Photo: Flickr user cafemama

After returning from Ukraine, you’d think I would have had enough lard to last the rest of the year, and indeed, there were a few days not long after I got back when all I craved all day was miso soup and grapefruit. But I had two packages of leaf lard (the creamy pink fat from around a pig’s kidneys) in the freezer that I had picked up at the farmer’s market before I left, and my friend Wendy had long been offering to teach me how to remove the impurities by rendering it. It’s the holidays and I’ve got pies to bake, so what’s a girl to do?

Given the general hipness of pork products right now (announcements about snout-to-tail dinners, pig roasts, hog butchering classes, and pork belly specials pour into my inbox with a frequency no other meat enjoys), I’m surprised by how many people still shrink back in disgust at the mention of lard. It seems to have been so vilified in the 1980s and ‘90s diet crusades against animal fats that people, many of whom have never tried it before, believe that lard not is not only unhealthy but also tastes bad. Certainly everyone is entitled to their opinion, but if your mind is not already made up, let me assure you—there is much to love about lard.

I grew up looking forward to the few times a year (at Thanksgiving, Christmas, and Easter) that anything containing lard showed up on the table. My mom’s family short crust recipe, which my Norwegian great-grandmother Sophie used for many of her desserts, calls for it. Lard makes for a dazzlingly flaky crust and a lush, almost umami flavor that makes sweet pies and pastries pop. (The same principle makes salted caramel cupcakes and bacon-wrapped dates so alluring.) In Ukrainian cuisine, it complements the malty heft of a genuine dark rye bread with a savory creaminess, kicked up a notch with the addition of mashed garlic and coriander seeds studding the crust.

Leaf lard is softer and has a purer, creamier flavor than fatback (the fat from underneath the pig’s skin), so it’s the best choice if you’re planning to make pastry.

Whatever your meal plans, if you purchase lard from a butcher or farmer’s market, you’ll likely need to transform it from a hunk of fat into a measurable, uniform substance before using it in your recipe. This process is called rendering, and it’s an easy way to make yourself feel like a real pioneer in the kitchen. There’s something weirdly satisfying and old-timey about turning something so obviously cut from the body of an animal into a more familiar and readily usable ingredient. It makes me feel frugal and indulgent at the same time, salvaging a cheap “byproduct” that would otherwise go to waste to create such rich, rare (to us now) flavors.

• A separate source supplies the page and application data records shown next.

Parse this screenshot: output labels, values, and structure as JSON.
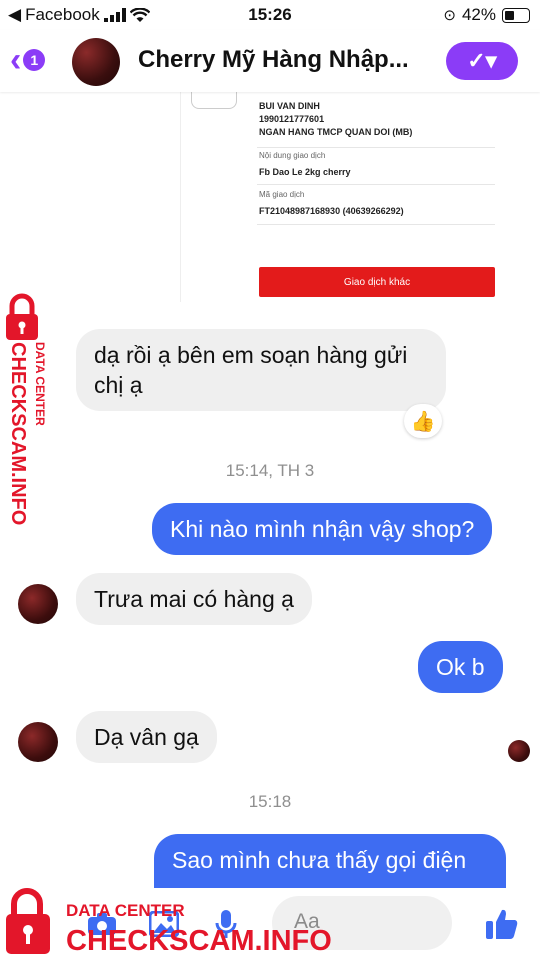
{
  "status_bar": {
    "back_app": "Facebook",
    "time": "15:26",
    "battery": "42%"
  },
  "header": {
    "back_badge": "1",
    "title": "Cherry Mỹ Hàng Nhập..."
  },
  "receipt": {
    "lines": [
      "BUI VAN DINH",
      "1990121777601",
      "NGAN HANG TMCP QUAN DOI (MB)"
    ],
    "content_label": "Nội dung giao dịch",
    "content_value": "Fb Dao Le 2kg cherry",
    "code_label": "Mã giao dịch",
    "code_value": "FT21048987168930 (40639266292)",
    "button": "Giao dịch khác"
  },
  "messages": [
    {
      "side": "in",
      "text": "dạ rồi ạ bên em soạn hàng gửi chị ạ",
      "reaction": "👍"
    },
    {
      "side": "ts",
      "text": "15:14, TH 3"
    },
    {
      "side": "out",
      "text": "Khi nào mình nhận vậy shop?"
    },
    {
      "side": "in",
      "text": "Trưa mai có hàng ạ"
    },
    {
      "side": "out",
      "text": "Ok b"
    },
    {
      "side": "in",
      "text": "Dạ vân gạ"
    },
    {
      "side": "ts",
      "text": "15:18"
    },
    {
      "side": "out",
      "text": "Sao mình chưa thấy gọi điện"
    }
  ],
  "composer": {
    "placeholder": "Aa",
    "icons": [
      "camera-icon",
      "photo-icon",
      "microphone-icon",
      "emoji-icon",
      "thumbs-up-icon"
    ]
  },
  "watermark": {
    "top": "DATA CENTER",
    "brand": "CHECKSCAM.INFO"
  },
  "colors": {
    "accent_purple": "#8b3cf7",
    "outgoing_bubble": "#3e6cf2",
    "incoming_bubble": "#efefef",
    "receipt_button": "#e31b1b",
    "watermark_red": "#e3162a"
  }
}
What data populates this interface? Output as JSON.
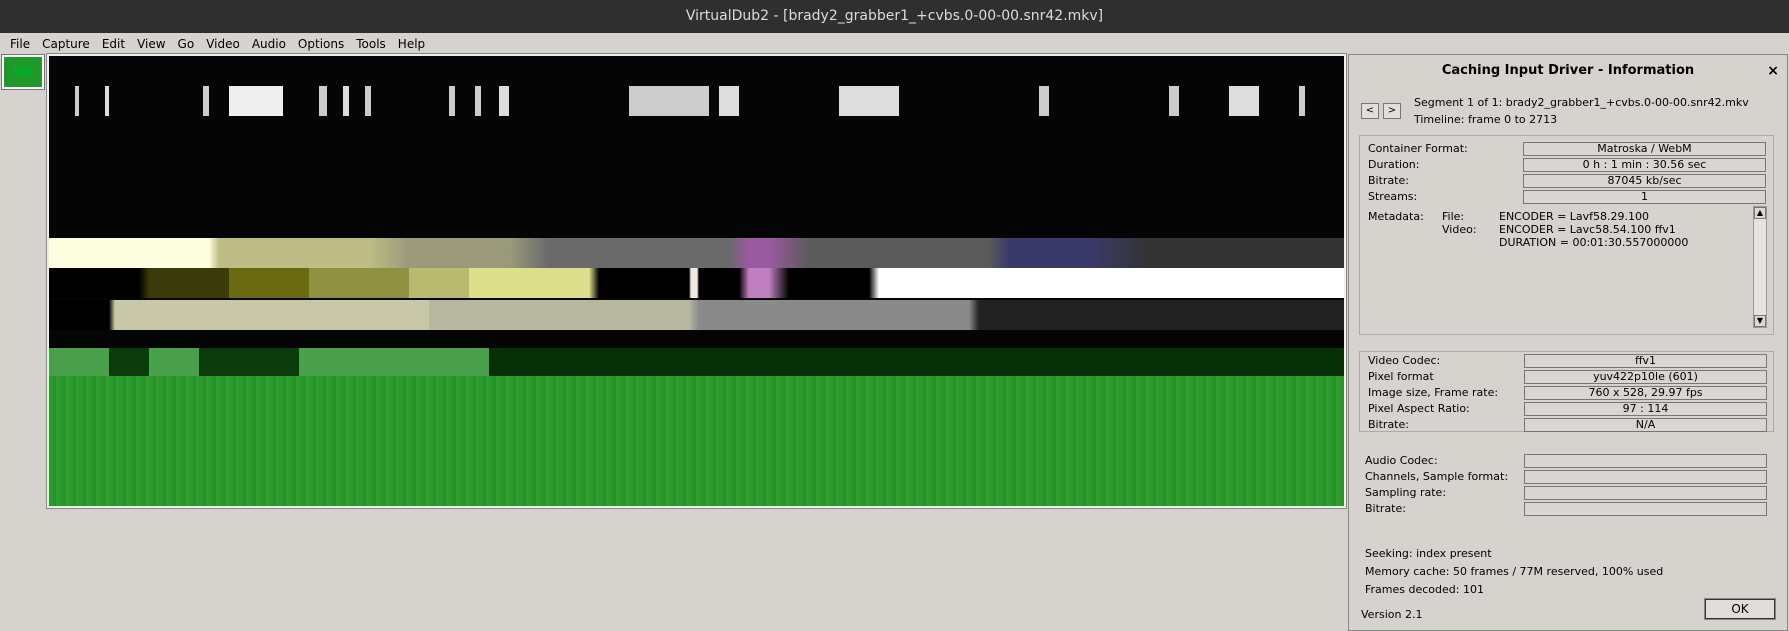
{
  "window": {
    "title": "VirtualDub2  - [brady2_grabber1_+cvbs.0-00-00.snr42.mkv]"
  },
  "menu": [
    "File",
    "Capture",
    "Edit",
    "View",
    "Go",
    "Video",
    "Audio",
    "Options",
    "Tools",
    "Help"
  ],
  "dialog": {
    "title": "Caching Input Driver - Information",
    "close_symbol": "×",
    "segment": "Segment 1 of 1: brady2_grabber1_+cvbs.0-00-00.snr42.mkv",
    "timeline": "Timeline: frame 0 to 2713",
    "prev_symbol": "<",
    "next_symbol": ">",
    "container": {
      "format_label": "Container Format:",
      "format": "Matroska / WebM",
      "duration_label": "Duration:",
      "duration": "0 h : 1 min : 30.56 sec",
      "bitrate_label": "Bitrate:",
      "bitrate": "87045 kb/sec",
      "streams_label": "Streams:",
      "streams": "1"
    },
    "metadata": {
      "label": "Metadata:",
      "file_label": "File:",
      "video_label": "Video:",
      "file_value": "ENCODER = Lavf58.29.100",
      "video_lines": [
        "ENCODER = Lavc58.54.100 ffv1",
        "DURATION = 00:01:30.557000000"
      ]
    },
    "video": {
      "codec_label": "Video Codec:",
      "codec": "ffv1",
      "pixfmt_label": "Pixel format",
      "pixfmt": "yuv422p10le (601)",
      "size_label": "Image size, Frame rate:",
      "size": "760 x 528, 29.97 fps",
      "par_label": "Pixel Aspect Ratio:",
      "par": "97 : 114",
      "bitrate_label": "Bitrate:",
      "bitrate": "N/A"
    },
    "audio": {
      "codec_label": "Audio Codec:",
      "codec": "",
      "channels_label": "Channels, Sample format:",
      "channels": "",
      "rate_label": "Sampling rate:",
      "rate": "",
      "bitrate_label": "Bitrate:",
      "bitrate": ""
    },
    "seeking": "Seeking: index present",
    "memory_cache": "Memory cache: 50 frames / 77M reserved, 100% used",
    "frames_decoded": "Frames decoded: 101",
    "version": "Version 2.1",
    "ok_label": "OK"
  }
}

Rendering lard, it turns out, is simple. (A huge thank you to Wendy for guiding me through this process!) Chop up your hunk of fat into one- to two-inch pieces or use a food processor to whir it into something resembling pink cottage cheese. (This step isn’t essential—it just helps the fat melt faster.) Then dump it into a heavy-bottomed pan and heat it over medium heat, stirring occasionally until it all melts.

Let it simmer for 10-15 minutes, until the small solid pieces resembling bacon that refuse to melt have crisped up on the outside but not burned. Strain them out with a slotted spoon and let them drain a plate lined with paper toweling. You can use these “cracklings” just as you would bacon bits: strew them over dumplings, potatoes, or vegetable dishes—if you don’t gobble them all down there and then, while they are still nearly bubbling,

Add a little water (roughly 2 tablespoons for every pound of lard you started with) to the rest of the lard and let it cool to room temperature, then pour it into a container and transfer it to the refrigerator. As it chills, the heavier water will sink to the bottom and take any impurities left in the fat with it.

When the lard has solidified, just drain out the water and scrape off the undermost layer. Your lard should keep in the fridge for three to four months, or in the freezer almost indefinitely—just be sure to keep it airtight and out of the door to avoid dreaded freezerburn.

Wendy and I pan-fried coconut shrimp and sautéed mixed greens with thinly sliced onions in a little of our lard, washing them down with a bottle of Prosecco. The hint of porky depth the lard lent to our light meal turned it from a summery snack into a hearty December supper. We were both too full for dessert, but there’s plenty more lard for that: next up, apple fritters!